Sedgeford Aerodrome was a sister airfield to Bircham Newton during the First World War. Initially, from 1915, it was used as a landing ground by the Royal Naval Air Service, in its efforts to counter the Zeppelin threat prevalent at that time along the east coast. Later, from 1916, it was used by the Royal Flying Corps and its successor the Royal Air Force as a training aerodrome to prepare squadrons that were being deployed to the Western Front and other theatres of war. Fledgling squadrons would undergo several months of intensive flying training and gunnery practice to prepare them for combat, although flying was in its infancy and the training was rudimentary by today's standards.
Many squadrons were trained at Sedgeford, including Nos. 45, 64, 72, 87, 110 and 122 squadrons. It was also the home of No. 3 Fighting School, which moved there in late 1918 from Bircham Newton. Click on the following link to learn more about RFC training at Sedgeford
Sedgeford was closed in the defence cuts that occured after the First World War, but was used as a decoy site for Bircham Newton during the Second World War. The existing buildings at that time were used to create a 'K' site, or dummy airfield, with decoy aircraft and a false runway that could be lit up at night to divert enemy aircraft away from Bircham Newton. The decoy site contained an underground bunker, where the airmen could shelter during a raid.
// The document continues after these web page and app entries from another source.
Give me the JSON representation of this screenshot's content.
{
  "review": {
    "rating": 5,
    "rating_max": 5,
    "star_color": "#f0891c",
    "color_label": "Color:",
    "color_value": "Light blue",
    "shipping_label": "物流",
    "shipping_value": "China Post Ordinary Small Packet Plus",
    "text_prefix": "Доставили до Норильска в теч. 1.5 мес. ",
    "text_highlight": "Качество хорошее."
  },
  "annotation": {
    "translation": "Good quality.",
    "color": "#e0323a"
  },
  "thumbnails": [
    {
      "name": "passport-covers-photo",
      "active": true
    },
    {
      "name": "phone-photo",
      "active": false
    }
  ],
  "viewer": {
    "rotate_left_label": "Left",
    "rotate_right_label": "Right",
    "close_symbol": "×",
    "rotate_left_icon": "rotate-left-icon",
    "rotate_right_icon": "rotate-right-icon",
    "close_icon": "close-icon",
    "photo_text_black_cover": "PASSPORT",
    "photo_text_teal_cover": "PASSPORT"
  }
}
The site was attacked at least once, when a German aircraft machine gunned the site.
© D. Jacklin 2017. This website is owned by the RAF Bircham Newton Memorial Project.